§ REQUIREMENT
Before anything else, copy every record below exactly as it stands.

========

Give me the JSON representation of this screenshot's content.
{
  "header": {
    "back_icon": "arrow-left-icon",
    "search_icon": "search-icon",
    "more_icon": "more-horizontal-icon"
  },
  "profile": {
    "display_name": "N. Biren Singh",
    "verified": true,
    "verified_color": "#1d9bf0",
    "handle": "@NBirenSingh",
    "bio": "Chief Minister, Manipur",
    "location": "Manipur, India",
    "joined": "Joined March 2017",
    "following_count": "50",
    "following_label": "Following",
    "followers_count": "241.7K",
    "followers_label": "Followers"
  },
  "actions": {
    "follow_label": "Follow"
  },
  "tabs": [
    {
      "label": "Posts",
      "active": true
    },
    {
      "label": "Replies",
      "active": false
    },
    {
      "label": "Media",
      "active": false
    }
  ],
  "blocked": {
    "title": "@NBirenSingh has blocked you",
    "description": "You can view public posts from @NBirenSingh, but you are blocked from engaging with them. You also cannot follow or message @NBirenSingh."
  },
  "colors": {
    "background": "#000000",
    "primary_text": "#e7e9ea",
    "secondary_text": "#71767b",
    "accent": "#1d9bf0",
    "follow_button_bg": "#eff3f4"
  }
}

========

§ EXERCISE ANSWER
Give me the JSON representation of this screenshot's content.
{
  "header": {
    "back_icon": "arrow-left-icon",
    "search_icon": "search-icon",
    "more_icon": "more-horizontal-icon"
  },
  "profile": {
    "display_name": "N. Biren Singh",
    "verified": true,
    "verified_color": "#1d9bf0",
    "handle": "@NBirenSingh",
    "bio": "Chief Minister, Manipur",
    "location": "Manipur, India",
    "joined": "Joined March 2017",
    "following_count": "50",
    "following_label": "Following",
    "followers_count": "241.7K",
    "followers_label": "Followers"
  },
  "actions": {
    "follow_label": "Follow"
  },
  "tabs": [
    {
      "label": "Posts",
      "active": true
    },
    {
      "label": "Replies",
      "active": false
    },
    {
      "label": "Media",
      "active": false
    }
  ],
  "blocked": {
    "title": "@NBirenSingh has blocked you",
    "description": "You can view public posts from @NBirenSingh, but you are blocked from engaging with them. You also cannot follow or message @NBirenSingh."
  },
  "colors": {
    "background": "#000000",
    "primary_text": "#e7e9ea",
    "secondary_text": "#71767b",
    "accent": "#1d9bf0",
    "follow_button_bg": "#eff3f4"
  }
}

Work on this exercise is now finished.